• PROMPT
Of the records below, reproduce only the span that opens with the line containing "Serialize everything readable" and closes with the last line.

Start of DATA EXTRACT

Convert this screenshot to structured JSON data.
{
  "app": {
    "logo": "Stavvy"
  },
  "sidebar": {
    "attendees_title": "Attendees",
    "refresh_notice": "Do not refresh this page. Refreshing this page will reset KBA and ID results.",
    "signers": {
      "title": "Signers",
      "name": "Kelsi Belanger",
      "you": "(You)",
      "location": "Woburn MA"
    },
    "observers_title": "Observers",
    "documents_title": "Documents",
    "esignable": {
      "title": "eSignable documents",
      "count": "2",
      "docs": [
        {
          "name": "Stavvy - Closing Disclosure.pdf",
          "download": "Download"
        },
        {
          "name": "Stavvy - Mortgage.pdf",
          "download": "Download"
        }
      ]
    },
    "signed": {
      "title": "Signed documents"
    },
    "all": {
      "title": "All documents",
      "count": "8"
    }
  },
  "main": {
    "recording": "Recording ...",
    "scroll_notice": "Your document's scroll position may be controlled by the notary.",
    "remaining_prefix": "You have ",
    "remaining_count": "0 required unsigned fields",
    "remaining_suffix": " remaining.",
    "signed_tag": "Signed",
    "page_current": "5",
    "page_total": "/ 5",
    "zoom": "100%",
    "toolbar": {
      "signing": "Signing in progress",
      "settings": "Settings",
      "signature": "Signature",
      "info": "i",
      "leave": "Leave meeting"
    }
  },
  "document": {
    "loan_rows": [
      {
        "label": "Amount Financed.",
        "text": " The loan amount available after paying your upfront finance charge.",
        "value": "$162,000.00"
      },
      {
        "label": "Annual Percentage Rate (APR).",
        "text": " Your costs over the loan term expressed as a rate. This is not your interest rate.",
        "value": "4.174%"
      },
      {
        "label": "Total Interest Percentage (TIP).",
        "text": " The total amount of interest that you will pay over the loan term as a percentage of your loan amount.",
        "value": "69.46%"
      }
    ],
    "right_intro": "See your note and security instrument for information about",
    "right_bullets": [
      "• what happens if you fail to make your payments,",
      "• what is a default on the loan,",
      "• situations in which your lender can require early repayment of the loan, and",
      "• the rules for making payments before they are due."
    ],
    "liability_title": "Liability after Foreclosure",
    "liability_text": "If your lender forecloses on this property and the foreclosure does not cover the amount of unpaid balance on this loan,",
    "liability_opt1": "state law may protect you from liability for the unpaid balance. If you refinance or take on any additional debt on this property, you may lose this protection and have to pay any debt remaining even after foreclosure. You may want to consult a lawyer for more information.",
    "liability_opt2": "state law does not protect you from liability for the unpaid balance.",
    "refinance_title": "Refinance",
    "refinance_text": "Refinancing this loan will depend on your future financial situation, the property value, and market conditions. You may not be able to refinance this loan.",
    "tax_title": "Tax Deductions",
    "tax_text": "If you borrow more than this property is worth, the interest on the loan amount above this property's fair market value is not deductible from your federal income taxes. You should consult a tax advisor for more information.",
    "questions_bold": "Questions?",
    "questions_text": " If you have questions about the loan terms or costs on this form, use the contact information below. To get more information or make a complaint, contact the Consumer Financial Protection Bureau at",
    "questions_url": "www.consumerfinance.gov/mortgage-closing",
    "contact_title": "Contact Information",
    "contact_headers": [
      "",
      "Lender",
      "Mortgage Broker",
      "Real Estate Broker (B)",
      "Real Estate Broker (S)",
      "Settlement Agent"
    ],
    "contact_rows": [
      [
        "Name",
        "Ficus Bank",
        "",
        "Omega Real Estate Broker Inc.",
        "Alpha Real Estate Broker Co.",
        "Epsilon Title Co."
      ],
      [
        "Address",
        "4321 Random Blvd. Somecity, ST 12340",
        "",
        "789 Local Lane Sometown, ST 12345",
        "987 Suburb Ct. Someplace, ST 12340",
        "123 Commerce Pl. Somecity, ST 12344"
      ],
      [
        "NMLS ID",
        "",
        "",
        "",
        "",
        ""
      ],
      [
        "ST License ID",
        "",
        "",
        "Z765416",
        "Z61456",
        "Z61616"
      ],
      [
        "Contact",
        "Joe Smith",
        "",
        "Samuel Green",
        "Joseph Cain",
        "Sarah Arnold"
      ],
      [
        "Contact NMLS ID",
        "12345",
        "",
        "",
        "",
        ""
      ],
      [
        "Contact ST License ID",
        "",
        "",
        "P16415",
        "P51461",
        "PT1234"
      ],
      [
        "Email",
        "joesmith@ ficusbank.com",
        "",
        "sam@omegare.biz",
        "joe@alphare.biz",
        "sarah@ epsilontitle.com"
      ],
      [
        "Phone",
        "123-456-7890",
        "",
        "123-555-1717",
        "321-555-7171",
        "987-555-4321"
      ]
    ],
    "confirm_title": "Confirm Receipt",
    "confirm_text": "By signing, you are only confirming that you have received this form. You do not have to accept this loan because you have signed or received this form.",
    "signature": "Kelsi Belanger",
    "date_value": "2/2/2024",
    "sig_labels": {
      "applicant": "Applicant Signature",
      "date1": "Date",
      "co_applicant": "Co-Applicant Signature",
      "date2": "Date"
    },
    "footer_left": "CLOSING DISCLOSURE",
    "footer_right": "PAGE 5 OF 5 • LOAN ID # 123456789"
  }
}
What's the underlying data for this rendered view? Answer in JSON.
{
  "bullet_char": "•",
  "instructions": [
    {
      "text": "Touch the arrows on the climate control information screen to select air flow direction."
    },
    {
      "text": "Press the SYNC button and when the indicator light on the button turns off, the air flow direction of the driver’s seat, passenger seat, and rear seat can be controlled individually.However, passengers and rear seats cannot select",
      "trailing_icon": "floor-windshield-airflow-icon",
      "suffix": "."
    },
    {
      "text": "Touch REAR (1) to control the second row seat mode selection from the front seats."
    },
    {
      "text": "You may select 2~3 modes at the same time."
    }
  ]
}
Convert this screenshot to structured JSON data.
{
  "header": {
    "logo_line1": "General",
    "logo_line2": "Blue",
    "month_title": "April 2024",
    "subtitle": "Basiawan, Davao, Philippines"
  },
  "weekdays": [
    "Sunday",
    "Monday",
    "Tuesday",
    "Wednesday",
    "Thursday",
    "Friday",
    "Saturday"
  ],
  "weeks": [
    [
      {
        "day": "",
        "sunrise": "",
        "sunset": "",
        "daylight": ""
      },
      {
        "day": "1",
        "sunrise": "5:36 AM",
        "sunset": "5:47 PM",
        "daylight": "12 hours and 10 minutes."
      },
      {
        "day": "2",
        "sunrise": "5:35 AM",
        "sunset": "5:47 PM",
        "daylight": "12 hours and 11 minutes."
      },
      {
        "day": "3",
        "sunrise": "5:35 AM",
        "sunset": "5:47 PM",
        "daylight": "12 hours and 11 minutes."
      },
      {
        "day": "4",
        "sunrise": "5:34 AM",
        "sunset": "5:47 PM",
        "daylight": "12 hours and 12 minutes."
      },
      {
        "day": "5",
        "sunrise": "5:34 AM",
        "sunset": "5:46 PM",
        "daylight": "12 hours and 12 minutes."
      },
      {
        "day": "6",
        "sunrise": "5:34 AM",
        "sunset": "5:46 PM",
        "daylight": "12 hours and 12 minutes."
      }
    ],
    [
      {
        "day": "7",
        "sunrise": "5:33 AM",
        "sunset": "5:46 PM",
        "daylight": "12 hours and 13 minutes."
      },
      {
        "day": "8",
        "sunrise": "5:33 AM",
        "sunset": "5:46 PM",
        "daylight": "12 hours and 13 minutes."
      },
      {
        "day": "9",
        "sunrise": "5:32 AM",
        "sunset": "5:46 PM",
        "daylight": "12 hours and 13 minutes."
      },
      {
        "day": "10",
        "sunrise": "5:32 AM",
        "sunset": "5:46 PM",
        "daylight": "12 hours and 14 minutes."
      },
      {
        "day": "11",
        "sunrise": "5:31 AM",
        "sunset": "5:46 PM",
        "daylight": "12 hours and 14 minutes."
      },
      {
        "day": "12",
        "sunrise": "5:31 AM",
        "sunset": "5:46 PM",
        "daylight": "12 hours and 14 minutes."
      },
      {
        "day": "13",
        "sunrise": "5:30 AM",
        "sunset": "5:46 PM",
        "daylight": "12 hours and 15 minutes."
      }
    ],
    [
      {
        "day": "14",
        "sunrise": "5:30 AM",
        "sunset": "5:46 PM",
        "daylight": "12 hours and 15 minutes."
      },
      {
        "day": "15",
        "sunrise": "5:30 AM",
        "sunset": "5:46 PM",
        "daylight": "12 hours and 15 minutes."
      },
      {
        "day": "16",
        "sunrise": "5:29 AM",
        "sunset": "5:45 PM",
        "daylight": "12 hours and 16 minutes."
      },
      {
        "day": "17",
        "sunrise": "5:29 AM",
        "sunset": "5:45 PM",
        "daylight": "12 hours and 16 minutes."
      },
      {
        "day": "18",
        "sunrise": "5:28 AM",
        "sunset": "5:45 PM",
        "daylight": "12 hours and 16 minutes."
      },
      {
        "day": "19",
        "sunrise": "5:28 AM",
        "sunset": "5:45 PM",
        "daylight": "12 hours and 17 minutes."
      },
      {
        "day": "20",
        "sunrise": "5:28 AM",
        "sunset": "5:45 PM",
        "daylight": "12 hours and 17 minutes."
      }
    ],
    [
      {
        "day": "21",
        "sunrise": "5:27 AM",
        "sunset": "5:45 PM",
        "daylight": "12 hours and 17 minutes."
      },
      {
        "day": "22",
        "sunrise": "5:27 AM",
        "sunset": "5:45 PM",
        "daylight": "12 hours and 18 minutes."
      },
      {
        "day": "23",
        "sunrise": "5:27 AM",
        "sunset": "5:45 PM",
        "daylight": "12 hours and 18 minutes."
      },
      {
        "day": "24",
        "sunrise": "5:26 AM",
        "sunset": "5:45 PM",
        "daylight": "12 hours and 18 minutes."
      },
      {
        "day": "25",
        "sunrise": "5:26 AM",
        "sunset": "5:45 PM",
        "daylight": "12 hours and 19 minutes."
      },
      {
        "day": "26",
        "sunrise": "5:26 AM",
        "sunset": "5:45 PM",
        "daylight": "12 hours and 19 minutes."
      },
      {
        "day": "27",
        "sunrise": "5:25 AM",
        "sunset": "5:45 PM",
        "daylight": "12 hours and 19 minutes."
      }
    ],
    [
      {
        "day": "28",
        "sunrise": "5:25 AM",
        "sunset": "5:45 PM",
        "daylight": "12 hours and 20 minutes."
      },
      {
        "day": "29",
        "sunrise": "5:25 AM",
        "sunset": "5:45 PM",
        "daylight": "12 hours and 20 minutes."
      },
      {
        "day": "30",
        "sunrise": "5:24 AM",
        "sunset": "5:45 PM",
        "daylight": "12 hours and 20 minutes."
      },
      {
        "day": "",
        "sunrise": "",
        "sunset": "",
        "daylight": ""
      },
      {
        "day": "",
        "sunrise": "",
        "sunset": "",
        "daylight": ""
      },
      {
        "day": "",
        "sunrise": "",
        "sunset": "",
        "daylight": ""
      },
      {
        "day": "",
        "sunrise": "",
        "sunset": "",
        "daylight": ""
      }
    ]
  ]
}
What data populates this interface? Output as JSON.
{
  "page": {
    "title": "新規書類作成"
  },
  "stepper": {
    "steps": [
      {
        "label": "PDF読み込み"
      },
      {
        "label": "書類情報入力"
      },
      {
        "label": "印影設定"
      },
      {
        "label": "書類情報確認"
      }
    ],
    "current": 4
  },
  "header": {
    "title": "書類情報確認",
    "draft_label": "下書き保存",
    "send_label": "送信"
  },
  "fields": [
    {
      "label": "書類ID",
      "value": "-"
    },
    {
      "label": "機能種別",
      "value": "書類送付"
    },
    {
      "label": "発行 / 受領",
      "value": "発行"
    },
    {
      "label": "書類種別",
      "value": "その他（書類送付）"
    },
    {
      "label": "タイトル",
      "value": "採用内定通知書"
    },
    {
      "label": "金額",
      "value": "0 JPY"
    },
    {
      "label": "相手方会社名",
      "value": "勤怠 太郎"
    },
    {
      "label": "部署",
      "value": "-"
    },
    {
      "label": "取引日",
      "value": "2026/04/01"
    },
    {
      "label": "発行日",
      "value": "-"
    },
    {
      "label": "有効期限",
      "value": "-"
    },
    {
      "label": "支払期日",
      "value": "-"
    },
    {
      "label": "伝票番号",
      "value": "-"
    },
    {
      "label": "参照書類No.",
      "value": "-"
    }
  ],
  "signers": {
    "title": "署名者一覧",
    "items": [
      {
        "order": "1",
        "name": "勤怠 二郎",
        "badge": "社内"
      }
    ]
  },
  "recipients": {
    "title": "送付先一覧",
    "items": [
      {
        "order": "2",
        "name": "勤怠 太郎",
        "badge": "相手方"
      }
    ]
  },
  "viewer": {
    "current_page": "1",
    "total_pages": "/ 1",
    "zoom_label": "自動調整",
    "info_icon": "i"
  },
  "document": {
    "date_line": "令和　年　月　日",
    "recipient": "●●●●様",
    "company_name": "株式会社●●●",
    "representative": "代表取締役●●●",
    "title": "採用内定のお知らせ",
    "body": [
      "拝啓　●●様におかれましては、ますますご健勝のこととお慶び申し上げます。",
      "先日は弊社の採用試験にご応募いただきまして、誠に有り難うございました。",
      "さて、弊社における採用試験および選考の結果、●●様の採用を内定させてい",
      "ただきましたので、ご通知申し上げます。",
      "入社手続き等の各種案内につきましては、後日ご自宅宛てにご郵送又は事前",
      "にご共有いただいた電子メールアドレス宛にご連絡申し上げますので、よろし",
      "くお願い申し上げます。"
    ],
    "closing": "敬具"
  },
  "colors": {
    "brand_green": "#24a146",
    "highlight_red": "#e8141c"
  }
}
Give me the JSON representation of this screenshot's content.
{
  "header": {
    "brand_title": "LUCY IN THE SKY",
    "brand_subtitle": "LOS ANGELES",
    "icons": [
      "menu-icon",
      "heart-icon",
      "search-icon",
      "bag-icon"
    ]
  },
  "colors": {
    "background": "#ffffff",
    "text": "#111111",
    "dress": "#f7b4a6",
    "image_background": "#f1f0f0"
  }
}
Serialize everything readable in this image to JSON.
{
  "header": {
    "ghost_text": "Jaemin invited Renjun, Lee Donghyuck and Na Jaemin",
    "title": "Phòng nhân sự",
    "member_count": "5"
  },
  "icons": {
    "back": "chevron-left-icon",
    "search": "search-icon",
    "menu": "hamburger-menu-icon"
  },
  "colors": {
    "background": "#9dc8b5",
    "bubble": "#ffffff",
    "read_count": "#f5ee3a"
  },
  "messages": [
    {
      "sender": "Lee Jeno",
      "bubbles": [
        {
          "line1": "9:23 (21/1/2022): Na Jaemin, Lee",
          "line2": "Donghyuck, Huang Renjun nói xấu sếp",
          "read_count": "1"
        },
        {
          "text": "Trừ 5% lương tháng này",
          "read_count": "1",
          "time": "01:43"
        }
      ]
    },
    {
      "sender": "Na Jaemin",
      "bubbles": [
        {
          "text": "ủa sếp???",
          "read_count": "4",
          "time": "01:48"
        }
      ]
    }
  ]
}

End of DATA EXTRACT

• ANSWER TO THIS EXERCISE
Serialize everything readable in this image to JSON.
{
  "header": {
    "ghost_text": "Jaemin invited Renjun, Lee Donghyuck and Na Jaemin",
    "title": "Phòng nhân sự",
    "member_count": "5"
  },
  "icons": {
    "back": "chevron-left-icon",
    "search": "search-icon",
    "menu": "hamburger-menu-icon"
  },
  "colors": {
    "background": "#9dc8b5",
    "bubble": "#ffffff",
    "read_count": "#f5ee3a"
  },
  "messages": [
    {
      "sender": "Lee Jeno",
      "bubbles": [
        {
          "line1": "9:23 (21/1/2022): Na Jaemin, Lee",
          "line2": "Donghyuck, Huang Renjun nói xấu sếp",
          "read_count": "1"
        },
        {
          "text": "Trừ 5% lương tháng này",
          "read_count": "1",
          "time": "01:43"
        }
      ]
    },
    {
      "sender": "Na Jaemin",
      "bubbles": [
        {
          "text": "ủa sếp???",
          "read_count": "4",
          "time": "01:48"
        }
      ]
    }
  ]
}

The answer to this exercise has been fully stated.